WHAT YOU NEED TO DO — For the records below, tally the lines that contain "icon" and give only that number.

[Recorded data]
• • • •

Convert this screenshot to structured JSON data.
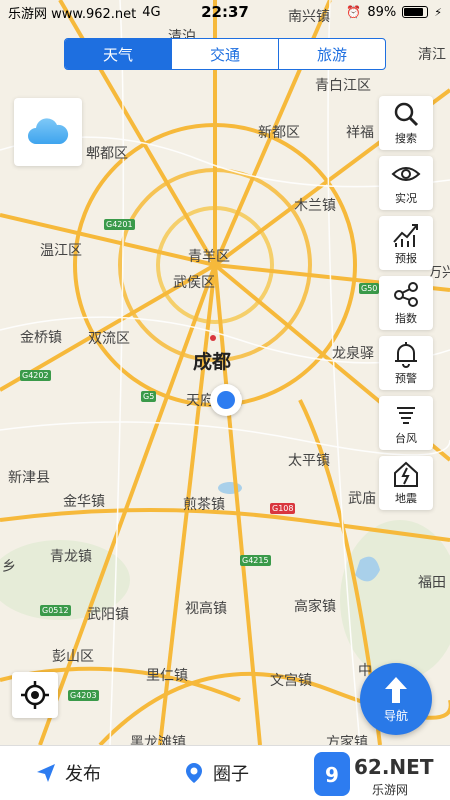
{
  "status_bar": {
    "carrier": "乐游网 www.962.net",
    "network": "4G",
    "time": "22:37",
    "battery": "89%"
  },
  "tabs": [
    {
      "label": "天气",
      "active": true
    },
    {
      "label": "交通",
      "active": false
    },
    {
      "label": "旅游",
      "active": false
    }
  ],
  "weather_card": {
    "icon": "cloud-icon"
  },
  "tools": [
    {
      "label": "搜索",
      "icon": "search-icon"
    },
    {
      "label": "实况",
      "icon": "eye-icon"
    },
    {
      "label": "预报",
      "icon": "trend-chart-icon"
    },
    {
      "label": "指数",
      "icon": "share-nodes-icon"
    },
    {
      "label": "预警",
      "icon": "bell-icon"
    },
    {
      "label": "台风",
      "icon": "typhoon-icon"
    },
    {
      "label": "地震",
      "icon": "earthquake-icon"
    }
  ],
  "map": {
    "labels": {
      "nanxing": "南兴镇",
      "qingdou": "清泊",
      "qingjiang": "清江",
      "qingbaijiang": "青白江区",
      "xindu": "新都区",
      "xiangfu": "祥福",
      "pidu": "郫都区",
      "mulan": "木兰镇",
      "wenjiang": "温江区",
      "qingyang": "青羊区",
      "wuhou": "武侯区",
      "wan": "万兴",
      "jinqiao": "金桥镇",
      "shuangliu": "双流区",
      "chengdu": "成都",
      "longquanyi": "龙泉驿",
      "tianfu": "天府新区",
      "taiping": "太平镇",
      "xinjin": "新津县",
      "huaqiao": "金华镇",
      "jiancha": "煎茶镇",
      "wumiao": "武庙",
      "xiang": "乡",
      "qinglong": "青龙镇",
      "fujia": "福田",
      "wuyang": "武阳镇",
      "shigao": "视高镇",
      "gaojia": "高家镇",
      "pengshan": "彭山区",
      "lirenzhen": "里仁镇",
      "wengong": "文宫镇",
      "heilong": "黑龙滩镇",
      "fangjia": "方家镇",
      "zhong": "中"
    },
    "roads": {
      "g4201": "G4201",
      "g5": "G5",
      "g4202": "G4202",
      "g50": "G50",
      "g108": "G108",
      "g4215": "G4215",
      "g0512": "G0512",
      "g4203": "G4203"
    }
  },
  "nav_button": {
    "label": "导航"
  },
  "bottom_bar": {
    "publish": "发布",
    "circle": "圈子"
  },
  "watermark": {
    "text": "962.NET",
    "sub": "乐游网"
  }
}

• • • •

EXPECTED OUTPUT — 8